PROBLEM STATEMENT: Given the records below, set each one down again exactly as it reads.

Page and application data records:

- Opening Delimiter -

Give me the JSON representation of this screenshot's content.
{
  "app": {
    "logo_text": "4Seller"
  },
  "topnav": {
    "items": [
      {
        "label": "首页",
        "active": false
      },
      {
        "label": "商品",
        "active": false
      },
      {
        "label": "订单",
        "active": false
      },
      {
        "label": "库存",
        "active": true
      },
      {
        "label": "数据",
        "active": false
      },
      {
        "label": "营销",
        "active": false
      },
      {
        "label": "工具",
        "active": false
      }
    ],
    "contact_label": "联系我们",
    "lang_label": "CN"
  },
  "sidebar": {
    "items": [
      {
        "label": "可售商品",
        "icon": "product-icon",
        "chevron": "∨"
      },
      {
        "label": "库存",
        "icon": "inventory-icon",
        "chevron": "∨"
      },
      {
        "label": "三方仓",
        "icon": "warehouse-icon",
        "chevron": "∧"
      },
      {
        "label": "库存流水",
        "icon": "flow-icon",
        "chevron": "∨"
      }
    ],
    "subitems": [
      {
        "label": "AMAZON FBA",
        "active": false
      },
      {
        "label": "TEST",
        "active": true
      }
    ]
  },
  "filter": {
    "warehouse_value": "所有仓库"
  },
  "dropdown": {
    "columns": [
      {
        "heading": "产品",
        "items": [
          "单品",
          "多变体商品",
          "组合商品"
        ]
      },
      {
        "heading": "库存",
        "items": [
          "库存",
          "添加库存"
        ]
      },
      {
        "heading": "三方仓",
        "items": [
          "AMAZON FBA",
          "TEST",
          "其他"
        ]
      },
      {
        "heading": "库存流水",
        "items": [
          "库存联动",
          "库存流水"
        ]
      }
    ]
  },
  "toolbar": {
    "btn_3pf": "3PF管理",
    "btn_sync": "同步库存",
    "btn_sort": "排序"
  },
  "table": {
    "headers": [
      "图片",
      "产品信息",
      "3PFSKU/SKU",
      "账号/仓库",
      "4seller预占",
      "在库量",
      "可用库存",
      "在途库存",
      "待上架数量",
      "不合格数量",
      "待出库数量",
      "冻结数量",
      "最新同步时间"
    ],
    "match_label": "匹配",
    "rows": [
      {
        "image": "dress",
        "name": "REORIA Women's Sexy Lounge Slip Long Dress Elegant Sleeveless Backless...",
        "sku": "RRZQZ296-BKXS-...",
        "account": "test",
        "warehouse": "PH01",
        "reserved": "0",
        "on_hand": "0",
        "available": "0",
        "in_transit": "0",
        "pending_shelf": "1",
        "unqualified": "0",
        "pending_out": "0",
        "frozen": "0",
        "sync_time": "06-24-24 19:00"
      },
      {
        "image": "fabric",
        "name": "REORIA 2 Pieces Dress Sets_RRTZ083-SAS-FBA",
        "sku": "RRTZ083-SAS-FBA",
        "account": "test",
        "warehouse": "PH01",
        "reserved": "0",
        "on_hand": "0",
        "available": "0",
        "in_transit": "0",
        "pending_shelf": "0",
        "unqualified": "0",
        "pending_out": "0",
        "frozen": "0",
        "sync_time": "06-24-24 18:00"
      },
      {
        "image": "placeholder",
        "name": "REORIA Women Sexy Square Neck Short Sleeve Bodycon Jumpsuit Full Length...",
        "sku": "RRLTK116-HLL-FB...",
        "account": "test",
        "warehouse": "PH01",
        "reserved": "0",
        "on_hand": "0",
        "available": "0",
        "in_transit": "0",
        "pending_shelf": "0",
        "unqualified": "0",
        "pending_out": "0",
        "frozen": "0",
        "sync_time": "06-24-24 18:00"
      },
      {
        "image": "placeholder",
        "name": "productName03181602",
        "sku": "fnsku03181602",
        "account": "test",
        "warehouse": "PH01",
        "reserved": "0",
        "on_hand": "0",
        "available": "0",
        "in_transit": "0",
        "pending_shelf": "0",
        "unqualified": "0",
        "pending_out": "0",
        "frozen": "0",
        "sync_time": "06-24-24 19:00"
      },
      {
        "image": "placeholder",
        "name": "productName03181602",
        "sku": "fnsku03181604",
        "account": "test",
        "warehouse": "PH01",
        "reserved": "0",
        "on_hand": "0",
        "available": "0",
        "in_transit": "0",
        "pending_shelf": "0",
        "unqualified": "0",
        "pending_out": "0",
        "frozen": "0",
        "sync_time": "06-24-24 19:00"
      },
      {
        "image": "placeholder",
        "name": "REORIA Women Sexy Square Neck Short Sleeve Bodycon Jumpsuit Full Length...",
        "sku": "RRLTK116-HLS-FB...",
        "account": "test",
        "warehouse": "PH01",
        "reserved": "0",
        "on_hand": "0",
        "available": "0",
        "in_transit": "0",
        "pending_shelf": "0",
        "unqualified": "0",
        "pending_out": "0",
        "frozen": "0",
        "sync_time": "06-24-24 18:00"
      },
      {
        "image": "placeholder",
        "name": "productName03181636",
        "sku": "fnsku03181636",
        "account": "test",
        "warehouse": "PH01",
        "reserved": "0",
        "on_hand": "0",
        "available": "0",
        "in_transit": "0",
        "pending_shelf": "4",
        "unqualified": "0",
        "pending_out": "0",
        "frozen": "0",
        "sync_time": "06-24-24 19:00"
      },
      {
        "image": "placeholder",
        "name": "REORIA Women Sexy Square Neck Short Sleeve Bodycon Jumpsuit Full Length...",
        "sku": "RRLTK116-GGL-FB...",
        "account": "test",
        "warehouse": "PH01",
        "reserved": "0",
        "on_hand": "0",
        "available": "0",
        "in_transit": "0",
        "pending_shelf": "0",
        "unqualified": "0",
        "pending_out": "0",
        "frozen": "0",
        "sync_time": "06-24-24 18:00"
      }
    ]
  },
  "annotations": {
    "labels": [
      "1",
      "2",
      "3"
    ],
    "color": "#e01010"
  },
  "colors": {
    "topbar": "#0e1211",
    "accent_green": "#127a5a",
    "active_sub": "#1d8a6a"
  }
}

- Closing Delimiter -

TASK SOLUTION:
Give me the JSON representation of this screenshot's content.
{
  "app": {
    "logo_text": "4Seller"
  },
  "topnav": {
    "items": [
      {
        "label": "首页",
        "active": false
      },
      {
        "label": "商品",
        "active": false
      },
      {
        "label": "订单",
        "active": false
      },
      {
        "label": "库存",
        "active": true
      },
      {
        "label": "数据",
        "active": false
      },
      {
        "label": "营销",
        "active": false
      },
      {
        "label": "工具",
        "active": false
      }
    ],
    "contact_label": "联系我们",
    "lang_label": "CN"
  },
  "sidebar": {
    "items": [
      {
        "label": "可售商品",
        "icon": "product-icon",
        "chevron": "∨"
      },
      {
        "label": "库存",
        "icon": "inventory-icon",
        "chevron": "∨"
      },
      {
        "label": "三方仓",
        "icon": "warehouse-icon",
        "chevron": "∧"
      },
      {
        "label": "库存流水",
        "icon": "flow-icon",
        "chevron": "∨"
      }
    ],
    "subitems": [
      {
        "label": "AMAZON FBA",
        "active": false
      },
      {
        "label": "TEST",
        "active": true
      }
    ]
  },
  "filter": {
    "warehouse_value": "所有仓库"
  },
  "dropdown": {
    "columns": [
      {
        "heading": "产品",
        "items": [
          "单品",
          "多变体商品",
          "组合商品"
        ]
      },
      {
        "heading": "库存",
        "items": [
          "库存",
          "添加库存"
        ]
      },
      {
        "heading": "三方仓",
        "items": [
          "AMAZON FBA",
          "TEST",
          "其他"
        ]
      },
      {
        "heading": "库存流水",
        "items": [
          "库存联动",
          "库存流水"
        ]
      }
    ]
  },
  "toolbar": {
    "btn_3pf": "3PF管理",
    "btn_sync": "同步库存",
    "btn_sort": "排序"
  },
  "table": {
    "headers": [
      "图片",
      "产品信息",
      "3PFSKU/SKU",
      "账号/仓库",
      "4seller预占",
      "在库量",
      "可用库存",
      "在途库存",
      "待上架数量",
      "不合格数量",
      "待出库数量",
      "冻结数量",
      "最新同步时间"
    ],
    "match_label": "匹配",
    "rows": [
      {
        "image": "dress",
        "name": "REORIA Women's Sexy Lounge Slip Long Dress Elegant Sleeveless Backless...",
        "sku": "RRZQZ296-BKXS-...",
        "account": "test",
        "warehouse": "PH01",
        "reserved": "0",
        "on_hand": "0",
        "available": "0",
        "in_transit": "0",
        "pending_shelf": "1",
        "unqualified": "0",
        "pending_out": "0",
        "frozen": "0",
        "sync_time": "06-24-24 19:00"
      },
      {
        "image": "fabric",
        "name": "REORIA 2 Pieces Dress Sets_RRTZ083-SAS-FBA",
        "sku": "RRTZ083-SAS-FBA",
        "account": "test",
        "warehouse": "PH01",
        "reserved": "0",
        "on_hand": "0",
        "available": "0",
        "in_transit": "0",
        "pending_shelf": "0",
        "unqualified": "0",
        "pending_out": "0",
        "frozen": "0",
        "sync_time": "06-24-24 18:00"
      },
      {
        "image": "placeholder",
        "name": "REORIA Women Sexy Square Neck Short Sleeve Bodycon Jumpsuit Full Length...",
        "sku": "RRLTK116-HLL-FB...",
        "account": "test",
        "warehouse": "PH01",
        "reserved": "0",
        "on_hand": "0",
        "available": "0",
        "in_transit": "0",
        "pending_shelf": "0",
        "unqualified": "0",
        "pending_out": "0",
        "frozen": "0",
        "sync_time": "06-24-24 18:00"
      },
      {
        "image": "placeholder",
        "name": "productName03181602",
        "sku": "fnsku03181602",
        "account": "test",
        "warehouse": "PH01",
        "reserved": "0",
        "on_hand": "0",
        "available": "0",
        "in_transit": "0",
        "pending_shelf": "0",
        "unqualified": "0",
        "pending_out": "0",
        "frozen": "0",
        "sync_time": "06-24-24 19:00"
      },
      {
        "image": "placeholder",
        "name": "productName03181602",
        "sku": "fnsku03181604",
        "account": "test",
        "warehouse": "PH01",
        "reserved": "0",
        "on_hand": "0",
        "available": "0",
        "in_transit": "0",
        "pending_shelf": "0",
        "unqualified": "0",
        "pending_out": "0",
        "frozen": "0",
        "sync_time": "06-24-24 19:00"
      },
      {
        "image": "placeholder",
        "name": "REORIA Women Sexy Square Neck Short Sleeve Bodycon Jumpsuit Full Length...",
        "sku": "RRLTK116-HLS-FB...",
        "account": "test",
        "warehouse": "PH01",
        "reserved": "0",
        "on_hand": "0",
        "available": "0",
        "in_transit": "0",
        "pending_shelf": "0",
        "unqualified": "0",
        "pending_out": "0",
        "frozen": "0",
        "sync_time": "06-24-24 18:00"
      },
      {
        "image": "placeholder",
        "name": "productName03181636",
        "sku": "fnsku03181636",
        "account": "test",
        "warehouse": "PH01",
        "reserved": "0",
        "on_hand": "0",
        "available": "0",
        "in_transit": "0",
        "pending_shelf": "4",
        "unqualified": "0",
        "pending_out": "0",
        "frozen": "0",
        "sync_time": "06-24-24 19:00"
      },
      {
        "image": "placeholder",
        "name": "REORIA Women Sexy Square Neck Short Sleeve Bodycon Jumpsuit Full Length...",
        "sku": "RRLTK116-GGL-FB...",
        "account": "test",
        "warehouse": "PH01",
        "reserved": "0",
        "on_hand": "0",
        "available": "0",
        "in_transit": "0",
        "pending_shelf": "0",
        "unqualified": "0",
        "pending_out": "0",
        "frozen": "0",
        "sync_time": "06-24-24 18:00"
      }
    ]
  },
  "annotations": {
    "labels": [
      "1",
      "2",
      "3"
    ],
    "color": "#e01010"
  },
  "colors": {
    "topbar": "#0e1211",
    "accent_green": "#127a5a",
    "active_sub": "#1d8a6a"
  }
}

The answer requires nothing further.